- **Exercise**:
Look through the listing for the word "Suppliers". Copy each line that has it.
==== Material provided
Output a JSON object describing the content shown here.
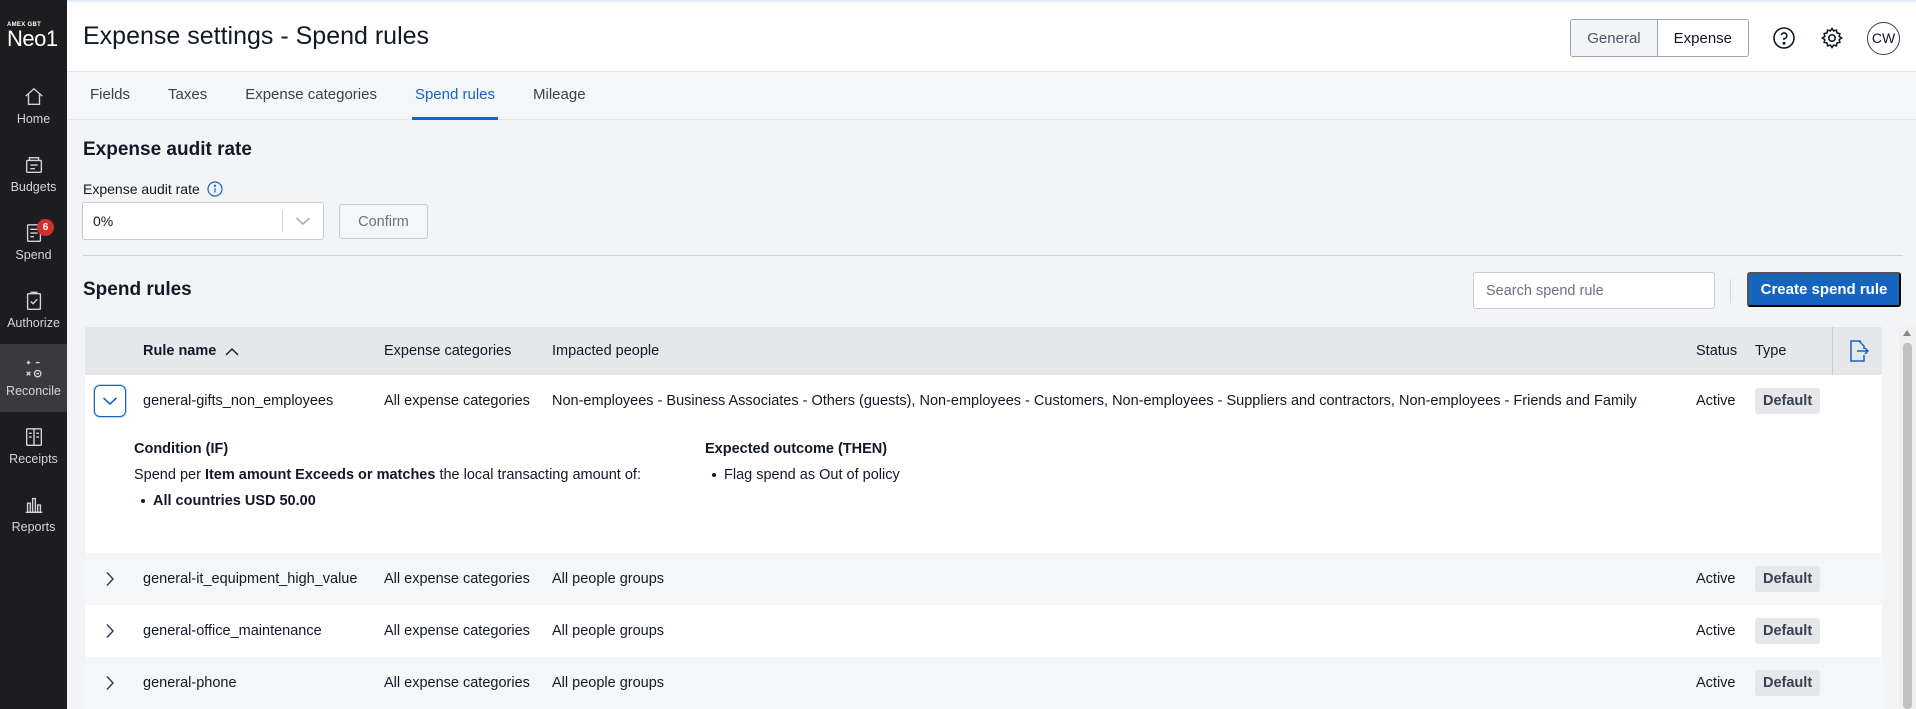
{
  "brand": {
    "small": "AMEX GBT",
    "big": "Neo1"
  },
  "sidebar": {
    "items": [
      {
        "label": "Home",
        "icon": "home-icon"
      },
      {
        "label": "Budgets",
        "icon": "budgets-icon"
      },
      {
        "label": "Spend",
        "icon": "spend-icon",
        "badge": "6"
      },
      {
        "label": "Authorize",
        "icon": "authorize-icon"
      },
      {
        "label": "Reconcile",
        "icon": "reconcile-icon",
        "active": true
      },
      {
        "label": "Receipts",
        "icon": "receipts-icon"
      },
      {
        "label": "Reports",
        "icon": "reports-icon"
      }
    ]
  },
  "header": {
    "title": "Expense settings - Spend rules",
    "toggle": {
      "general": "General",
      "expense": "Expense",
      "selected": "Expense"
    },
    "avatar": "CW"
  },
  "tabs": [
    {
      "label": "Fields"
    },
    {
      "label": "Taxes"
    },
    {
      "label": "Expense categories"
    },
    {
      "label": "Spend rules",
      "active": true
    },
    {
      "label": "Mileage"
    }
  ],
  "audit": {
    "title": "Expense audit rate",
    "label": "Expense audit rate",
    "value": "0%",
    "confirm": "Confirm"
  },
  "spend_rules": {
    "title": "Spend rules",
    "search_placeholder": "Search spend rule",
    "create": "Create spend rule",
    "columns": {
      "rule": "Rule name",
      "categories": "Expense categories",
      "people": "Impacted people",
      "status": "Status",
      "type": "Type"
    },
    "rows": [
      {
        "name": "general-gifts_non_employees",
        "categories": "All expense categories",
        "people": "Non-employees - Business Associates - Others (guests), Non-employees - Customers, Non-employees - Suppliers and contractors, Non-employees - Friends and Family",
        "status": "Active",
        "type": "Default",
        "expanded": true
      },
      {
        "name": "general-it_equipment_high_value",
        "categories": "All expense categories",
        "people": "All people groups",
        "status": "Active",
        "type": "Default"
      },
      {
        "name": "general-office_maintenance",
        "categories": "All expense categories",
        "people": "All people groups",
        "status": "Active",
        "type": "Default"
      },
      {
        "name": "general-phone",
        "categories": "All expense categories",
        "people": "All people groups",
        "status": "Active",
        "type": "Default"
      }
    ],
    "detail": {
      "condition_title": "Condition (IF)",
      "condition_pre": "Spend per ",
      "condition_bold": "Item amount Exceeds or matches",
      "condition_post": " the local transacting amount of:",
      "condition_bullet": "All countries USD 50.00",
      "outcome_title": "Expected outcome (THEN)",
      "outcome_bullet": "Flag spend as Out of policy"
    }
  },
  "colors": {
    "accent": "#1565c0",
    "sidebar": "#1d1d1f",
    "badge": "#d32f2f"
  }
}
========
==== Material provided
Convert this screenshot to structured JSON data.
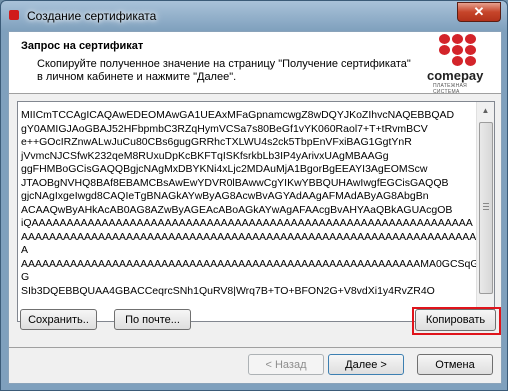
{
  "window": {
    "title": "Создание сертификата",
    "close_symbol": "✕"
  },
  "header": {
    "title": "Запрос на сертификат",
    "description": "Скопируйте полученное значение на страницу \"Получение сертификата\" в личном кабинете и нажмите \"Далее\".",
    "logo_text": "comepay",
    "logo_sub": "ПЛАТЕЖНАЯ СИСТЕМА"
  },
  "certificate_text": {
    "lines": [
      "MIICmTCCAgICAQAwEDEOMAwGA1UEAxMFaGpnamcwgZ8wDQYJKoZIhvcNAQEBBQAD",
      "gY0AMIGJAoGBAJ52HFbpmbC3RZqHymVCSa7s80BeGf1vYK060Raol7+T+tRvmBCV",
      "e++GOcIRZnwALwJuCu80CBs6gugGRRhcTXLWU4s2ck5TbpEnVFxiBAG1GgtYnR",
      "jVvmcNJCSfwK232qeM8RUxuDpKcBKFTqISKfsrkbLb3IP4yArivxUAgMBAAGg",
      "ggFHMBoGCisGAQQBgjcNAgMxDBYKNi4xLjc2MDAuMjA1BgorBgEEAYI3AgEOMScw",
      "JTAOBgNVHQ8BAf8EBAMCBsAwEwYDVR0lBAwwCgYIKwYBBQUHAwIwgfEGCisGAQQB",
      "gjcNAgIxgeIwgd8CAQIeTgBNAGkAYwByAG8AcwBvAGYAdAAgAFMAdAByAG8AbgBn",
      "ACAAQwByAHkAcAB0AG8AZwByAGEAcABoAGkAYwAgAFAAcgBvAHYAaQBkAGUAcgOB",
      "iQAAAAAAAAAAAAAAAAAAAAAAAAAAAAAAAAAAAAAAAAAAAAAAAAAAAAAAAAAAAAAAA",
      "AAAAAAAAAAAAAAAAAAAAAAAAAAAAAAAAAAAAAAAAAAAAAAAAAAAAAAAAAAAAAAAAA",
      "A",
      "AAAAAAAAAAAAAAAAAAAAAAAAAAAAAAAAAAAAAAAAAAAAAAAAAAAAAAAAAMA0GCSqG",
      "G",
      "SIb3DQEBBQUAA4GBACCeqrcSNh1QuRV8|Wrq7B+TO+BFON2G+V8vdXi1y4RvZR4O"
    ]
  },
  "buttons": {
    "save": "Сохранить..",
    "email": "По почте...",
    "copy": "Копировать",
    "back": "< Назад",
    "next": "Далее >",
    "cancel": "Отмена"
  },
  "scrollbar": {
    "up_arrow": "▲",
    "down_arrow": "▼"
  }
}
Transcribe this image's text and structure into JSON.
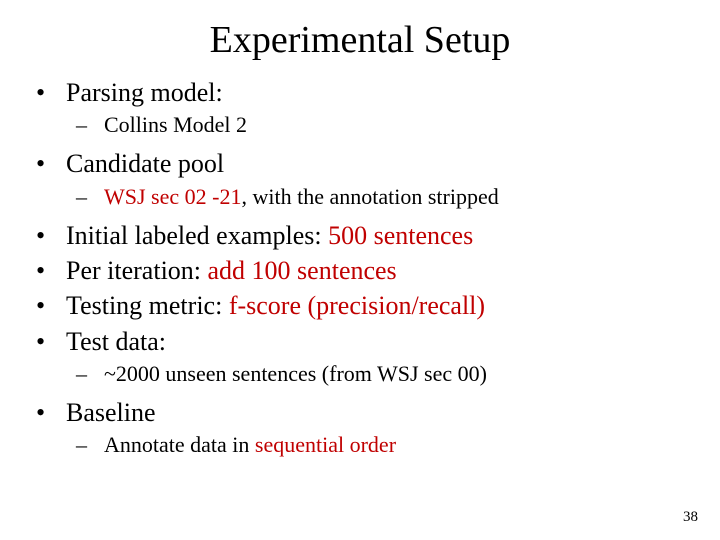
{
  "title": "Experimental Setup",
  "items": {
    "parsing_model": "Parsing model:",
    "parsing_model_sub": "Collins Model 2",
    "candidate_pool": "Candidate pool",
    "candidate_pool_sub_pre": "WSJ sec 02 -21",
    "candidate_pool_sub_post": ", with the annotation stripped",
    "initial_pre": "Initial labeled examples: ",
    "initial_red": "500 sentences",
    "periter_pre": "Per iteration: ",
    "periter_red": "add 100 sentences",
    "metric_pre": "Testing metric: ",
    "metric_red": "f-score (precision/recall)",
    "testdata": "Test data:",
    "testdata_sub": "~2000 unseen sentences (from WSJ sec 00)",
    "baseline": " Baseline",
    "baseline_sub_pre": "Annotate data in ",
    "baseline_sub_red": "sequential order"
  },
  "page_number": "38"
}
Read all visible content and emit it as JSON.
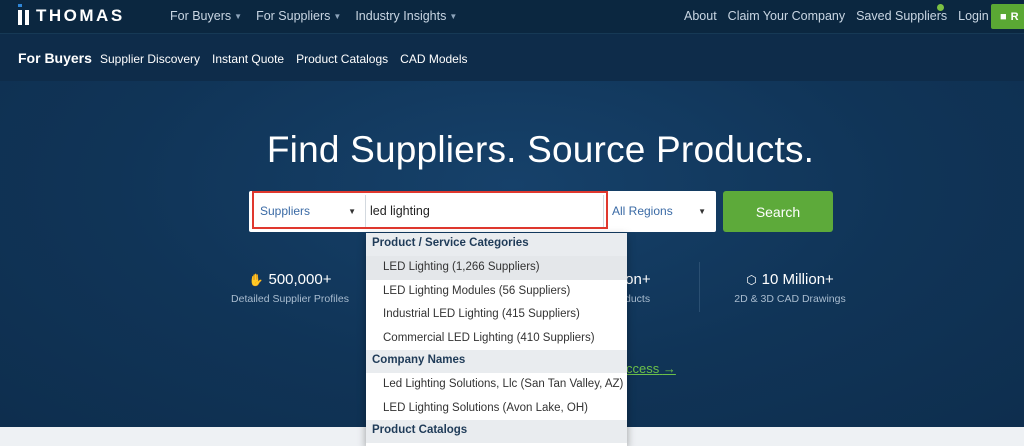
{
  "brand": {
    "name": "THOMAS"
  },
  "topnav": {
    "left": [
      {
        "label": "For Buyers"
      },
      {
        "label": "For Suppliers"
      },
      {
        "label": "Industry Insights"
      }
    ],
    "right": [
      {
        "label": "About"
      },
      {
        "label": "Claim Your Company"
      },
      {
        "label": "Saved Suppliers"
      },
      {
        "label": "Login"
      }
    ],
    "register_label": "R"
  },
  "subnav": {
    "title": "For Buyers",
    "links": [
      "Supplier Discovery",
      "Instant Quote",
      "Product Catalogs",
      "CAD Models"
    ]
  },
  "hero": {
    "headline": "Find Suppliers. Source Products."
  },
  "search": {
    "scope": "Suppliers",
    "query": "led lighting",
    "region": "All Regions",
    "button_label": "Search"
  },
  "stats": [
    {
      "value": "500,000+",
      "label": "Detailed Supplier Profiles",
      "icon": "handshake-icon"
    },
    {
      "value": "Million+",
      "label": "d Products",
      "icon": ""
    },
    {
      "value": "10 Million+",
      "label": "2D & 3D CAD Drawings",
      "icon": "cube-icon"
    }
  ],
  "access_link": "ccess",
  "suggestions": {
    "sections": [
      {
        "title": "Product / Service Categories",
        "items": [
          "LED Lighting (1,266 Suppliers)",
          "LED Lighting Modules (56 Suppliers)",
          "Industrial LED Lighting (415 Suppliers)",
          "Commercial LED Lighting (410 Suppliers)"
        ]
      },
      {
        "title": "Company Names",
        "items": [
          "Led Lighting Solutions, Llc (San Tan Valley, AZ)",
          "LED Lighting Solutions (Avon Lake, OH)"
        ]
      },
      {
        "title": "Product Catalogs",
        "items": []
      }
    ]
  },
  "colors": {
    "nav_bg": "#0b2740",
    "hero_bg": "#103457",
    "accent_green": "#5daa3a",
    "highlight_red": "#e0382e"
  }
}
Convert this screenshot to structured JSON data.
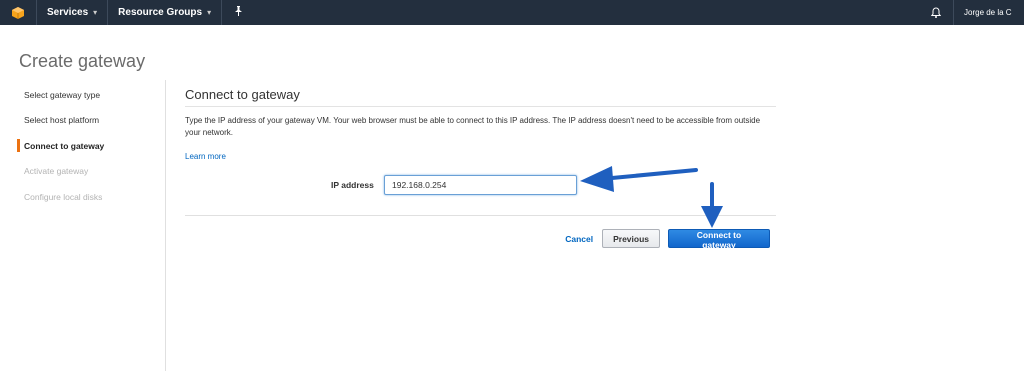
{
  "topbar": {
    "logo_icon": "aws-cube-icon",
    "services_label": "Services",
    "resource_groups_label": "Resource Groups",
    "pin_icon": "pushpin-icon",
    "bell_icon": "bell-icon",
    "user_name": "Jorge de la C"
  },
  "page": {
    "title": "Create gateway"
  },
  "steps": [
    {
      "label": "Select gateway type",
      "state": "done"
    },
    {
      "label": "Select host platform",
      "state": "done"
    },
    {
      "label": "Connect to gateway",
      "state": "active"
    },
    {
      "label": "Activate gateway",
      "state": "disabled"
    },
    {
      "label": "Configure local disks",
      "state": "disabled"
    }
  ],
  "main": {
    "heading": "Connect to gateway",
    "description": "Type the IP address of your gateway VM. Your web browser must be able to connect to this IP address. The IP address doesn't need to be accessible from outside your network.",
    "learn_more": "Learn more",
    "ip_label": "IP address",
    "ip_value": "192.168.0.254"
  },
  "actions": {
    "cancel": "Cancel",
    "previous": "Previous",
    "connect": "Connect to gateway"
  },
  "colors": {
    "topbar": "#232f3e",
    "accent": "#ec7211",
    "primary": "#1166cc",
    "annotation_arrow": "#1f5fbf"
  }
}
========
- **Result**:
        "people": "Non-employees - Business Associates - Others (guests), Non-employees - Customers, Non-employees - Suppliers and contractors, Non-employees - Friends and Family",
        "label": "For Suppliers"
        "label": "Saved Suppliers"
    "headline": "Find Suppliers. Source Products."
    "scope": "Suppliers",
          "LED Lighting (1,266 Suppliers)",
          "LED Lighting Modules (56 Suppliers)",
          "Industrial LED Lighting (415 Suppliers)",
          "Commercial LED Lighting (410 Suppliers)"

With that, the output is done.